[Records from a dataset]
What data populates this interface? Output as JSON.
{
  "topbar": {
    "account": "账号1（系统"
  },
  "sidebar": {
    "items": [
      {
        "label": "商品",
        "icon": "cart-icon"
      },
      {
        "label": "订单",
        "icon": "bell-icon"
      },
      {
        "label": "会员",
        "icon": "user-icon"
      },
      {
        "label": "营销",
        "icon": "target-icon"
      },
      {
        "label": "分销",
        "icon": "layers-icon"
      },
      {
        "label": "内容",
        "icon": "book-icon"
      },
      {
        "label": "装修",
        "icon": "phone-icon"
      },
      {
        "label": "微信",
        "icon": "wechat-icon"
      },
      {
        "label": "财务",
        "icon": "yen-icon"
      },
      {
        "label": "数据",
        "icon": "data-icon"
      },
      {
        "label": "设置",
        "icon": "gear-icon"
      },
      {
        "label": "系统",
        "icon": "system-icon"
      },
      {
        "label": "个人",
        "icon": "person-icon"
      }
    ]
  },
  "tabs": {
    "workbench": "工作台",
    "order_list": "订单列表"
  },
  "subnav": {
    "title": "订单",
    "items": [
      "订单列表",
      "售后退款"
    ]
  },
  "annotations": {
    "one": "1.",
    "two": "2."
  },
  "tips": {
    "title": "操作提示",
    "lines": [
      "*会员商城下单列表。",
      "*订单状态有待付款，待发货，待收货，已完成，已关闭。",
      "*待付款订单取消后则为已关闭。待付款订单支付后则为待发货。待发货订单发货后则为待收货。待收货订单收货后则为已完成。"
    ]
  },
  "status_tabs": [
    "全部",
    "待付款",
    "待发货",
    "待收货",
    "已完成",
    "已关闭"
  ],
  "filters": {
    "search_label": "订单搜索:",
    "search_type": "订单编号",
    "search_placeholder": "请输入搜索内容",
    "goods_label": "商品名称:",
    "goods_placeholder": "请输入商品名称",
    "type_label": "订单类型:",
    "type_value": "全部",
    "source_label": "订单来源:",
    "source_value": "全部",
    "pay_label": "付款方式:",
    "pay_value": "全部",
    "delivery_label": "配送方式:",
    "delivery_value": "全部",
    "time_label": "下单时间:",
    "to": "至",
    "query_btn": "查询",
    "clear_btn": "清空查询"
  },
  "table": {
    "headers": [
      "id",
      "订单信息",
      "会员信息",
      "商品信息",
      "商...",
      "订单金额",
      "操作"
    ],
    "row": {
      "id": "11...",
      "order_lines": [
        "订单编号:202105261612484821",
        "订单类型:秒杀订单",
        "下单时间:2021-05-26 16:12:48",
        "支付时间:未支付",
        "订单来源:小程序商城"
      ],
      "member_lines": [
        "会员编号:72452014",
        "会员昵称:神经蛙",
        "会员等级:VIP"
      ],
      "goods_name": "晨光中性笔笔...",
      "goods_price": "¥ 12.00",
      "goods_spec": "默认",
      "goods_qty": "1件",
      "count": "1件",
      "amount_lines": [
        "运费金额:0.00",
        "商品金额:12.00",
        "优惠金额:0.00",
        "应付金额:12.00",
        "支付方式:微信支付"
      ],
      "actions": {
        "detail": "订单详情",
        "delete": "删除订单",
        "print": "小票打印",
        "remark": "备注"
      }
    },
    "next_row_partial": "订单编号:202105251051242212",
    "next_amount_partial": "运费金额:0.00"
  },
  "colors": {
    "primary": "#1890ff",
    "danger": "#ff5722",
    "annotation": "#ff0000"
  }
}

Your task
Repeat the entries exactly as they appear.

Answer section
What data populates this interface? Output as JSON.
{
  "topbar": {
    "account": "账号1（系统"
  },
  "sidebar": {
    "items": [
      {
        "label": "商品",
        "icon": "cart-icon"
      },
      {
        "label": "订单",
        "icon": "bell-icon"
      },
      {
        "label": "会员",
        "icon": "user-icon"
      },
      {
        "label": "营销",
        "icon": "target-icon"
      },
      {
        "label": "分销",
        "icon": "layers-icon"
      },
      {
        "label": "内容",
        "icon": "book-icon"
      },
      {
        "label": "装修",
        "icon": "phone-icon"
      },
      {
        "label": "微信",
        "icon": "wechat-icon"
      },
      {
        "label": "财务",
        "icon": "yen-icon"
      },
      {
        "label": "数据",
        "icon": "data-icon"
      },
      {
        "label": "设置",
        "icon": "gear-icon"
      },
      {
        "label": "系统",
        "icon": "system-icon"
      },
      {
        "label": "个人",
        "icon": "person-icon"
      }
    ]
  },
  "tabs": {
    "workbench": "工作台",
    "order_list": "订单列表"
  },
  "subnav": {
    "title": "订单",
    "items": [
      "订单列表",
      "售后退款"
    ]
  },
  "annotations": {
    "one": "1.",
    "two": "2."
  },
  "tips": {
    "title": "操作提示",
    "lines": [
      "*会员商城下单列表。",
      "*订单状态有待付款，待发货，待收货，已完成，已关闭。",
      "*待付款订单取消后则为已关闭。待付款订单支付后则为待发货。待发货订单发货后则为待收货。待收货订单收货后则为已完成。"
    ]
  },
  "status_tabs": [
    "全部",
    "待付款",
    "待发货",
    "待收货",
    "已完成",
    "已关闭"
  ],
  "filters": {
    "search_label": "订单搜索:",
    "search_type": "订单编号",
    "search_placeholder": "请输入搜索内容",
    "goods_label": "商品名称:",
    "goods_placeholder": "请输入商品名称",
    "type_label": "订单类型:",
    "type_value": "全部",
    "source_label": "订单来源:",
    "source_value": "全部",
    "pay_label": "付款方式:",
    "pay_value": "全部",
    "delivery_label": "配送方式:",
    "delivery_value": "全部",
    "time_label": "下单时间:",
    "to": "至",
    "query_btn": "查询",
    "clear_btn": "清空查询"
  },
  "table": {
    "headers": [
      "id",
      "订单信息",
      "会员信息",
      "商品信息",
      "商...",
      "订单金额",
      "操作"
    ],
    "row": {
      "id": "11...",
      "order_lines": [
        "订单编号:202105261612484821",
        "订单类型:秒杀订单",
        "下单时间:2021-05-26 16:12:48",
        "支付时间:未支付",
        "订单来源:小程序商城"
      ],
      "member_lines": [
        "会员编号:72452014",
        "会员昵称:神经蛙",
        "会员等级:VIP"
      ],
      "goods_name": "晨光中性笔笔...",
      "goods_price": "¥ 12.00",
      "goods_spec": "默认",
      "goods_qty": "1件",
      "count": "1件",
      "amount_lines": [
        "运费金额:0.00",
        "商品金额:12.00",
        "优惠金额:0.00",
        "应付金额:12.00",
        "支付方式:微信支付"
      ],
      "actions": {
        "detail": "订单详情",
        "delete": "删除订单",
        "print": "小票打印",
        "remark": "备注"
      }
    },
    "next_row_partial": "订单编号:202105251051242212",
    "next_amount_partial": "运费金额:0.00"
  },
  "colors": {
    "primary": "#1890ff",
    "danger": "#ff5722",
    "annotation": "#ff0000"
  }
}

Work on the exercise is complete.